While these bad boys withstood grubby toddler handprints better than any plastic ornament, they were about as hazardous as hazardous can get. One wrong move, and it cracked open, leaving a small amount of mercury chilling on your hardwood. Let’s just say we’ll stick to modern ornaments for now, thanks.
Incandescent Christmas Lights
It feels like before everyone panicked about Y2K, everyone was in a race to see who could make their already flammable Christmas trees more flammable. The lights on your trees right now are probably LEDs and create a bright color without much heat.
Hop back in time just a few decades, and you could lay out under your tree and get a tan from the powerful heat emanating off of those old string lights. Old incandescent string lights did their job a little too well, and they’re the main reason why so many Christmas trees caught on fire. What better way to spend Christmas than watching your tree turn into a New Age burning bush?
Artificial Snow Made of Asbestos
Given the sheer volume of toxic chemicals our parents, grandparents, and great-grandparents were exposed to, we’re surprised we don’t glow in the dark. Today, you mention the word asbestos, and the TV lawyers and expensive removal crews come running. But back in the 1940s, people were inhaling asbestos like it was going out of style.
Currently, artificial snow is mostly made out of water with a little bit of polymer mixed in, but back then, it was everyone’s best friend — asbestos. If we had a nickel for every time a decade was rampant with a dangerous white powder, we’d have two nickels, which is just enough to be weird.
Noma Bubble Lights
Even bubbles were dangerous in the 1940s! You might recognize that box of Noma bubble lights and remember the cool lava-lamp effect they had. But you probably didn’t realize that those glass lights contained methylene chloride, a harmful liquid with a low boiling point. So the real danger comes in when one of them breaks and leaks out the colorless liquid.
Of course, who are we to think that skin irritation, nausea, and potential death is enough to ruin the fun that a few bubbles can bring?
Metal Ornament Hangers
To finish off our list is the most superficial but irritatinglt dangerous Christmas decoration of the bunch — metal ornament hangers. You’d have thought that these unbent paper clips would’ve been replaced by a handier, easier-to-store gadget by now. But no, metal ornament hangers have a chokehold on the Christmas season.
Accidentally dropping one off the tree (or while you’re stringing up ornaments) is as dangerous as walking barefoot on a dirty beach. And if you’re on ornament hanger duty, then you’ll spend hours accumulating pin prick after pin prick trying to just extricate one hanger from the massive clump. This is a game of Operation that no one deserves to play.
Get a One-Way Ticket to a Blue Christmas

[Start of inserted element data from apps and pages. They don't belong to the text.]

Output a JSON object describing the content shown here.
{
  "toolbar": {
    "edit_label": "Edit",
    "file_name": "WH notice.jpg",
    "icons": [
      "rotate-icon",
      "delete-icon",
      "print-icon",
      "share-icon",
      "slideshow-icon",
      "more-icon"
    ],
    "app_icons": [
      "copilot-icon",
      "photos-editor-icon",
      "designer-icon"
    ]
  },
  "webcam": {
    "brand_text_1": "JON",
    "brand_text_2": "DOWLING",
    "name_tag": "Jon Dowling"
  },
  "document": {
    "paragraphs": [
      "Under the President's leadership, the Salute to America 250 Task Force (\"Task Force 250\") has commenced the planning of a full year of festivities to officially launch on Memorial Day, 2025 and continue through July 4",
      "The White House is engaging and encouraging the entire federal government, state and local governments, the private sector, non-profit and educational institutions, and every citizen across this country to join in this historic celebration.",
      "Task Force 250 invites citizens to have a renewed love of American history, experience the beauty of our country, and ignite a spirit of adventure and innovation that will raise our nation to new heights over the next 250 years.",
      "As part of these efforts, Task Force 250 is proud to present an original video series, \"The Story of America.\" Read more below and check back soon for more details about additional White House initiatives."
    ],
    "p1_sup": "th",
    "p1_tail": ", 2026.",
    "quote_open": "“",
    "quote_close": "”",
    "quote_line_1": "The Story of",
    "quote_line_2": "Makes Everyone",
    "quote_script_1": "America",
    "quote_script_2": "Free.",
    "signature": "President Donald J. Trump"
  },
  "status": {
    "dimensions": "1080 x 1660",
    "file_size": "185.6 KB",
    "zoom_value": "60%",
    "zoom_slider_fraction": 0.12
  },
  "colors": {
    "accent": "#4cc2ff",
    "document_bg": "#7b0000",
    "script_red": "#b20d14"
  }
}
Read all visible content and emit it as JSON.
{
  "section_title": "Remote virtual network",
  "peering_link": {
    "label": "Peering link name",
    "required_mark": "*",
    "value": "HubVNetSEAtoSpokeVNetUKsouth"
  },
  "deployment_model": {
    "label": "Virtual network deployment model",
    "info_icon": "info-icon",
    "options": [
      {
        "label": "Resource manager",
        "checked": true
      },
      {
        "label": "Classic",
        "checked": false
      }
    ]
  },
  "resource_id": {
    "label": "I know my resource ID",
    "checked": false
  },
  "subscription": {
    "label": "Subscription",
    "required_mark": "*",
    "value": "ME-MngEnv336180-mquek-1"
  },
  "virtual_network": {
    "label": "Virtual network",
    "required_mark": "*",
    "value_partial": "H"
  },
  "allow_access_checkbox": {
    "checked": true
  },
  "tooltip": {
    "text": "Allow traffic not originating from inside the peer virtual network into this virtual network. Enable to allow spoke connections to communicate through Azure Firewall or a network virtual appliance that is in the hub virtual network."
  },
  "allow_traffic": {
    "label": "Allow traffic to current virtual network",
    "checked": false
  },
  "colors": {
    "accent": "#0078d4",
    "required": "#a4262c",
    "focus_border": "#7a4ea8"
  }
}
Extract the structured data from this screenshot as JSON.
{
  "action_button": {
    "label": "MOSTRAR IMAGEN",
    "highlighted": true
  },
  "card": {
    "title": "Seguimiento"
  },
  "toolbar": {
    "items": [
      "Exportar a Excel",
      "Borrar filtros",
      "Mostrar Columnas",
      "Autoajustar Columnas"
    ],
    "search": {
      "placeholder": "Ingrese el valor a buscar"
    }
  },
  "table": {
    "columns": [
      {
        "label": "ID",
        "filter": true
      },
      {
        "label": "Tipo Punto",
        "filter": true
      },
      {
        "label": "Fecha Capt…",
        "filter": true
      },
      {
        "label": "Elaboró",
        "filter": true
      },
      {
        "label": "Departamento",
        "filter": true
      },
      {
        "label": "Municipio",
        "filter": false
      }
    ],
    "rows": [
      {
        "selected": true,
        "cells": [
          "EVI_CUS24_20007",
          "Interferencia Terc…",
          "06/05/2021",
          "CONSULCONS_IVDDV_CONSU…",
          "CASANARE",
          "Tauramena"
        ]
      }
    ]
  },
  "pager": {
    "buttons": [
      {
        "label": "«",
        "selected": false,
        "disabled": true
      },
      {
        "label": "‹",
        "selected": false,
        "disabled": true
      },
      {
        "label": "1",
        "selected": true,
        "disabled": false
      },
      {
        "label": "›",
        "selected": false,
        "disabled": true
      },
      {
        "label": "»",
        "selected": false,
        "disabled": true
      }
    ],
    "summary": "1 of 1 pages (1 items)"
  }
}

During the Christmas season, you sign up for things like merriment and joy, not visits to the ER. Avoid turning your white Christmas into a blue one by steering clear of these dangerous Christmas decorations from years past.